Dorothy Briggs, author of Your Child's Self-Esteem, views the relationship between parent and child as the context for developing self-esteem, specifically through the processes of mirroring and genuine encounter. By the way in which you interact with your child you become your child's psychological mirror reflecting to her who she is and her value. A child will doubt herself before she questions the reflections she sees. In order to keep her identity separate from behaviors of which you do not approve, refer to her actions rather than her person: "It is not OK to hit Eric", rather than,"You're naughty" or "You make me angry." Avoid blame and negative judgement since they are at the core of emotional disorder and low self-esteem.
Genuine encounter is attention born of direct, personal involvement, being physically, mentally, and emotionally present. It’s not possible or even helpful to always provide this kind of attention, but every child needs periodic genuine encounters. It is helpful to acknowledge your availability to your child: "I am talking with Julie. When I'm done I will give you my full attention." When words and actions do not jibe, children become mistrustful.
Jean Illsley Clarke, author of Self-esteem: A Family Affair, uses communication as a primary tool to build self-esteem, recommending certain messages based on the developmental stage of the child. For example, one message for the 3-6 year old is You can express your feelings straight, which could be stated as "You can tell me how you feel; it's OK to be angry, but it's not OK to hit me." Clarke also emphasizes that parents and children have distinct jobs. It's the two-year-old's job, for instance, to test limits, it's the parent's job to set limits. Parents can get confused and think it's the child’s job to behave; or think it’s their job to keep their child happy rather than follow through on setting limits.
Other commonly held ideas about building self-esteem are:
Since self-esteem is not necessarily taught, but caught, what are some ways in which parents can increase their own sense of self-esteem?
There are many perspectives on self-esteem and truly all
aspects of child rearing play a part. As a parent you have the position
of uniquely seeing your child and their “wonderfulness”. You have the insight
and motivation to envision them as the best they can be, balanced with
the understanding and love to be reasonable and compassionate. Your child
must know that you believe in them and will always be there for them. You
are the center of your child's self-esteem.
Capistrano has its swallows, the Skagit River has its bald
eagles. The eagles feed on spawning salmon from about the middle of December

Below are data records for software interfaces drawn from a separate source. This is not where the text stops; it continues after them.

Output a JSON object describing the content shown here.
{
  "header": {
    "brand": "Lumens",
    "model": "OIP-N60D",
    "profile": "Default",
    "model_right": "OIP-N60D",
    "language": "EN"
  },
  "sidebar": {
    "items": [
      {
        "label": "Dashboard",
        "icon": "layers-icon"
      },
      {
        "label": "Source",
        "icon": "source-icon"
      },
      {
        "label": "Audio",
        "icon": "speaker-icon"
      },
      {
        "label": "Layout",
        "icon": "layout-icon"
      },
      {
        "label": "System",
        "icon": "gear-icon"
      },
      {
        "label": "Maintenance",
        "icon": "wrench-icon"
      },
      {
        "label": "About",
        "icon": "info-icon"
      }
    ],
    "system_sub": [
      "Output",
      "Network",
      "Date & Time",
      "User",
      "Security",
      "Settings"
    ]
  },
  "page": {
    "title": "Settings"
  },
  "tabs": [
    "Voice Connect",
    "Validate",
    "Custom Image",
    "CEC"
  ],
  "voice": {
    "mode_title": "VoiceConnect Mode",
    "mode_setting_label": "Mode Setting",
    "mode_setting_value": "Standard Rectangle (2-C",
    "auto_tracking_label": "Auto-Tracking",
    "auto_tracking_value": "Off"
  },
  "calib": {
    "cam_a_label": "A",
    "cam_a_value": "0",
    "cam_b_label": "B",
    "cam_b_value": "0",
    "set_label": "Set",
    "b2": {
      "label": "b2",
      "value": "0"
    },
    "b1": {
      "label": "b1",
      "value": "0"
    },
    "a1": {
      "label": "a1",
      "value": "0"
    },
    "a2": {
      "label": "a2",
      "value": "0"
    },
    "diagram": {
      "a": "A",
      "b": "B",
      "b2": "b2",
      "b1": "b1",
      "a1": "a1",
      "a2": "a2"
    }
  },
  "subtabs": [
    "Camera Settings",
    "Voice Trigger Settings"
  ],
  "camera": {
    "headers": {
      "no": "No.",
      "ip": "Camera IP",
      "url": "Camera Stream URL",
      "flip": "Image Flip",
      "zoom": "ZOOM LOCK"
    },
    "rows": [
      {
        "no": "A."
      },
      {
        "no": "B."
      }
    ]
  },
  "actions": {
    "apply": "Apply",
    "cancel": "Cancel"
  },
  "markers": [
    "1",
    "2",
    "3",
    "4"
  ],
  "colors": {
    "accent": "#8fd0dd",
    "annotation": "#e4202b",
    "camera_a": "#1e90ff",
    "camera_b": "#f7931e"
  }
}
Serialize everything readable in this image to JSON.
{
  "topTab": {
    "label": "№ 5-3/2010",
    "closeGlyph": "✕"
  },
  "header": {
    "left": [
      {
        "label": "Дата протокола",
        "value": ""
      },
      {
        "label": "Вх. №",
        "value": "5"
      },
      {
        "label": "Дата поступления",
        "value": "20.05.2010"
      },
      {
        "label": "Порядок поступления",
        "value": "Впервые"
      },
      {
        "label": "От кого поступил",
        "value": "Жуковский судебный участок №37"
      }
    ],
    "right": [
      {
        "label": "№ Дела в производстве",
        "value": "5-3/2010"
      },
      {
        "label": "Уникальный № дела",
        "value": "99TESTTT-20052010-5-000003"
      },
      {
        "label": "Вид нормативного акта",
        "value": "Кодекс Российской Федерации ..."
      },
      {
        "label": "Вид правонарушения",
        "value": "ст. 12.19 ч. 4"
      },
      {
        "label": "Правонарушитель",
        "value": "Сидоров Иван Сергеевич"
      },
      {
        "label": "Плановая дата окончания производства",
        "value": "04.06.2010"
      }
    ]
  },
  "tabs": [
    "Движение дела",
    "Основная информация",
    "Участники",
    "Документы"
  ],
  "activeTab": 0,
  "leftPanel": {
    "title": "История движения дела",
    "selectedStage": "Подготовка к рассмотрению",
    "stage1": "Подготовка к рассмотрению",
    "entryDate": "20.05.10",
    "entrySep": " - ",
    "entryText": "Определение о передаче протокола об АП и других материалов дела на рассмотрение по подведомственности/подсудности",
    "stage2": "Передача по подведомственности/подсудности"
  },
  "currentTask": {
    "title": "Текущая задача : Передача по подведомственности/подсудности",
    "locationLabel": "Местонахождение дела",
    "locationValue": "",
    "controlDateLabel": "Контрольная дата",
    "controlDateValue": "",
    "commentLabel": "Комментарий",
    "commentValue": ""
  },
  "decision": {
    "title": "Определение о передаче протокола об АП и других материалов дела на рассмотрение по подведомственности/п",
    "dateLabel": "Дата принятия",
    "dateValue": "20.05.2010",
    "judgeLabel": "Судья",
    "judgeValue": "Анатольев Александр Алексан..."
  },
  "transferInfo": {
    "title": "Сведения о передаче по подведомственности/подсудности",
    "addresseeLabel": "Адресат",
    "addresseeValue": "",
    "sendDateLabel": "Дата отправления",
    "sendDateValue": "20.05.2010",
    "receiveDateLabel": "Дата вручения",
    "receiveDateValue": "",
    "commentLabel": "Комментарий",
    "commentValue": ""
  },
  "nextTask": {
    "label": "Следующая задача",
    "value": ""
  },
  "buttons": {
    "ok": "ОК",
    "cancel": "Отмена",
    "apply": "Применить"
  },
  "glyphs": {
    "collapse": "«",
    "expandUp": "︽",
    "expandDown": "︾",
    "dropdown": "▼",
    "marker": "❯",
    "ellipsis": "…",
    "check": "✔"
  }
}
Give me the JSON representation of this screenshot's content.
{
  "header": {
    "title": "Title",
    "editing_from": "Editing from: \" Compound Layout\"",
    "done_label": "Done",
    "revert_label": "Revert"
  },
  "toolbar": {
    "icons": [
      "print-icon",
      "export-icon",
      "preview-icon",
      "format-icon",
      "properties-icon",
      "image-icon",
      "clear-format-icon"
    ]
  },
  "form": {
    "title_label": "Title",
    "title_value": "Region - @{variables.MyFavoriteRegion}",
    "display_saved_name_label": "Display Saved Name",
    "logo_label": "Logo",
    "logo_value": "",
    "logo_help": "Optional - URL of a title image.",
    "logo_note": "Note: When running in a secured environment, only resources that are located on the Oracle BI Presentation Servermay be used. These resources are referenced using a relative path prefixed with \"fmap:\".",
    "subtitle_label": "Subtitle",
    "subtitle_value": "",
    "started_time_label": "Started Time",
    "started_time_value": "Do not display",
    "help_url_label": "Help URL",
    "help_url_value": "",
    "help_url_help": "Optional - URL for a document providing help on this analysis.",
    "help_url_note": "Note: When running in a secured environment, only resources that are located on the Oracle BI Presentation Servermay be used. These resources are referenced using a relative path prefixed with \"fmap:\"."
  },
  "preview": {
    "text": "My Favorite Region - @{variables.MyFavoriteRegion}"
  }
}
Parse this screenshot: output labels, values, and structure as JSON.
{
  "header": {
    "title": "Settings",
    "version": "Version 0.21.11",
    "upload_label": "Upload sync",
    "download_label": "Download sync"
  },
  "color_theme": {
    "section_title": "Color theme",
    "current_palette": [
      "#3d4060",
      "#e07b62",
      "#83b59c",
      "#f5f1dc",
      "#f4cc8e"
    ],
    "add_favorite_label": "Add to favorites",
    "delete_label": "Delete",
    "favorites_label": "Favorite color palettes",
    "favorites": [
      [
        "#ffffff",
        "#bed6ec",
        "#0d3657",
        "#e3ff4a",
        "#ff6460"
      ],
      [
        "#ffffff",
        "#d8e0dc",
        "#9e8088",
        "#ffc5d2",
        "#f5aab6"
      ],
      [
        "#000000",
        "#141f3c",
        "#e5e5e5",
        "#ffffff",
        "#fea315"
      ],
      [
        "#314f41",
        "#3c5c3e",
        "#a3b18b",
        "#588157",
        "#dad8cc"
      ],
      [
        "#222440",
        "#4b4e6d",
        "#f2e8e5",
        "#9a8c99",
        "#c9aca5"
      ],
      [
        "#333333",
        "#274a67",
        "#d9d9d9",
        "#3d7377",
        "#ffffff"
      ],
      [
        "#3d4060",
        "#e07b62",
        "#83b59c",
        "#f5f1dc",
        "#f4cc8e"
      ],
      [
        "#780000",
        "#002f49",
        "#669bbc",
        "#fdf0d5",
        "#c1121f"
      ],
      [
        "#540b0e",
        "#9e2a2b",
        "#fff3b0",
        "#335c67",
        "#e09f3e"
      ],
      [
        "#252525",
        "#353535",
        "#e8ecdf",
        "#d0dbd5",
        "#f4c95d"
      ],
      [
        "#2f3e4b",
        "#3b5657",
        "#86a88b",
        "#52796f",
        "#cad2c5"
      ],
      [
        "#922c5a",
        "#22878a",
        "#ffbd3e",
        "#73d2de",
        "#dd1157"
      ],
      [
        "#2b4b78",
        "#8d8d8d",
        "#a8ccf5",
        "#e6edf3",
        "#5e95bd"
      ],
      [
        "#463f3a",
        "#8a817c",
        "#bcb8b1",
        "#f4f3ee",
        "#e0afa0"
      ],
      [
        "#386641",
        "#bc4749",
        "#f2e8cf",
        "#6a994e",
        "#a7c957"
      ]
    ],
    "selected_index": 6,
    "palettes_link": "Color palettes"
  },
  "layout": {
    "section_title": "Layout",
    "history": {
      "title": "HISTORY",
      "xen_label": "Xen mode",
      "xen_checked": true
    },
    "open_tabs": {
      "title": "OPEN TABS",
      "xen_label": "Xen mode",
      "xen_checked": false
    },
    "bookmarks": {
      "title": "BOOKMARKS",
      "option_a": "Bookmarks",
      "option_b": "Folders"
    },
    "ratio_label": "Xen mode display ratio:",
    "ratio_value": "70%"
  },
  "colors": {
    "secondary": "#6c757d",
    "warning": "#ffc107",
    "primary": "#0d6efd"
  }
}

through the end of February, with the peak of the season usually at the
end of January.
Several companies offer guided raft tours for eagle viewing. However, eagles
may be seen from dry (and sometimes, not so dry) land as well.
There are four designated viewing areas along Route 20 near Rockport. Warm clothes and rain gear will make your viewing more enjoyable. Binoculars are also a good idea, though not strictly necessary.
Information is available from several locations, including: